PROBLEM. From first line to last, copy the listing exactly and omit its pictures.

+++ STUDY MATERIAL

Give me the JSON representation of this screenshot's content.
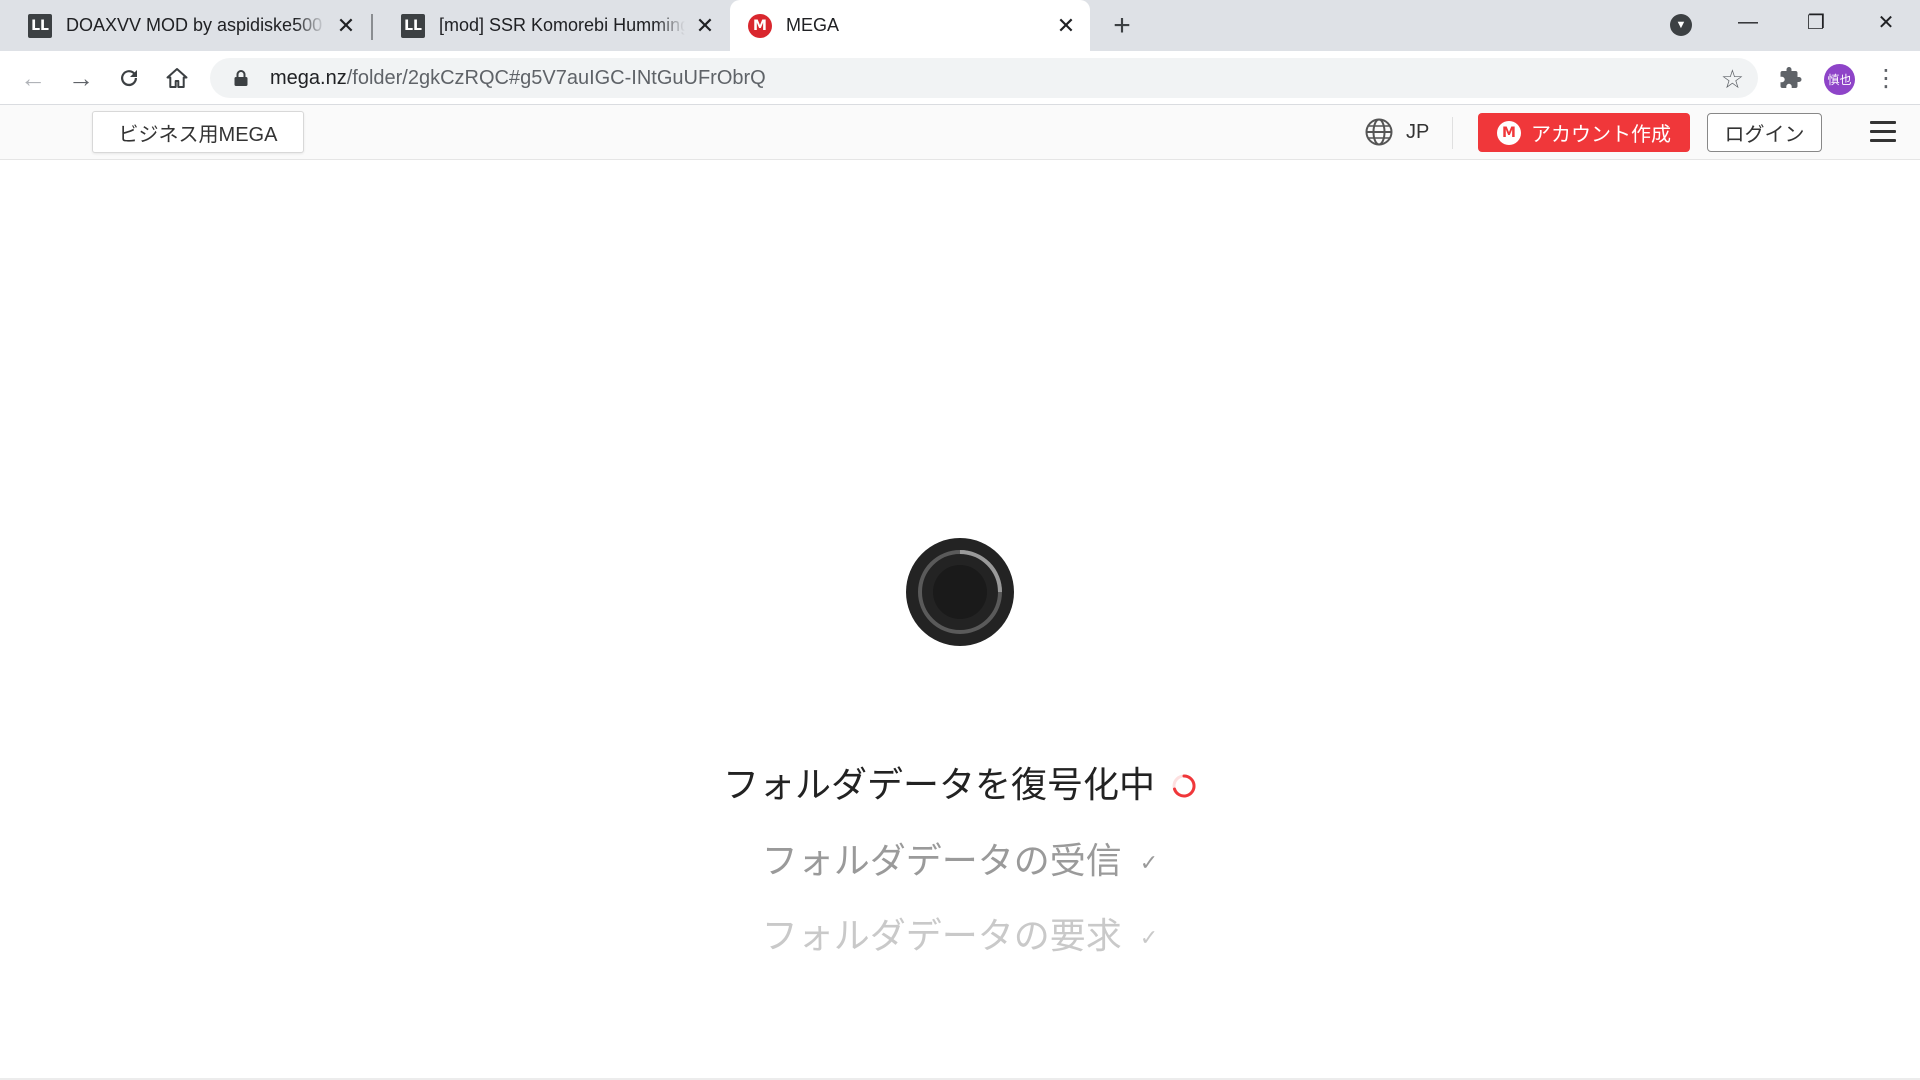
{
  "browser": {
    "tabs": [
      {
        "title": "DOAXVV MOD by aspidiske500 - ",
        "favicon": "LL",
        "active": false
      },
      {
        "title": "[mod] SSR Komorebi Humming - ",
        "favicon": "LL",
        "active": false
      },
      {
        "title": "MEGA",
        "favicon": "M",
        "active": true
      }
    ],
    "new_tab_label": "+",
    "window_controls": {
      "minimize": "—",
      "restore": "❐",
      "close": "✕"
    },
    "url_host": "mega.nz",
    "url_path": "/folder/2gkCzRQC#g5V7auIGC-INtGuUFrObrQ",
    "profile_initials": "慎也"
  },
  "header": {
    "business_label": "ビジネス用MEGA",
    "language": "JP",
    "create_account_label": "アカウント作成",
    "login_label": "ログイン"
  },
  "loading": {
    "steps": [
      {
        "label": "フォルダデータを復号化中",
        "status": "in-progress"
      },
      {
        "label": "フォルダデータの受信",
        "status": "done",
        "check": "✓"
      },
      {
        "label": "フォルダデータの要求",
        "status": "done",
        "check": "✓"
      }
    ]
  },
  "colors": {
    "mega_red": "#f0373a",
    "tabstrip_bg": "#dee1e6",
    "avatar_bg": "#8e44c8"
  }
}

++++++

SOLUTION TO THE PROBLEM.
Give me the JSON representation of this screenshot's content.
{
  "browser": {
    "tabs": [
      {
        "title": "DOAXVV MOD by aspidiske500 - ",
        "favicon": "LL",
        "active": false
      },
      {
        "title": "[mod] SSR Komorebi Humming - ",
        "favicon": "LL",
        "active": false
      },
      {
        "title": "MEGA",
        "favicon": "M",
        "active": true
      }
    ],
    "new_tab_label": "+",
    "window_controls": {
      "minimize": "—",
      "restore": "❐",
      "close": "✕"
    },
    "url_host": "mega.nz",
    "url_path": "/folder/2gkCzRQC#g5V7auIGC-INtGuUFrObrQ",
    "profile_initials": "慎也"
  },
  "header": {
    "business_label": "ビジネス用MEGA",
    "language": "JP",
    "create_account_label": "アカウント作成",
    "login_label": "ログイン"
  },
  "loading": {
    "steps": [
      {
        "label": "フォルダデータを復号化中",
        "status": "in-progress"
      },
      {
        "label": "フォルダデータの受信",
        "status": "done",
        "check": "✓"
      },
      {
        "label": "フォルダデータの要求",
        "status": "done",
        "check": "✓"
      }
    ]
  },
  "colors": {
    "mega_red": "#f0373a",
    "tabstrip_bg": "#dee1e6",
    "avatar_bg": "#8e44c8"
  }
}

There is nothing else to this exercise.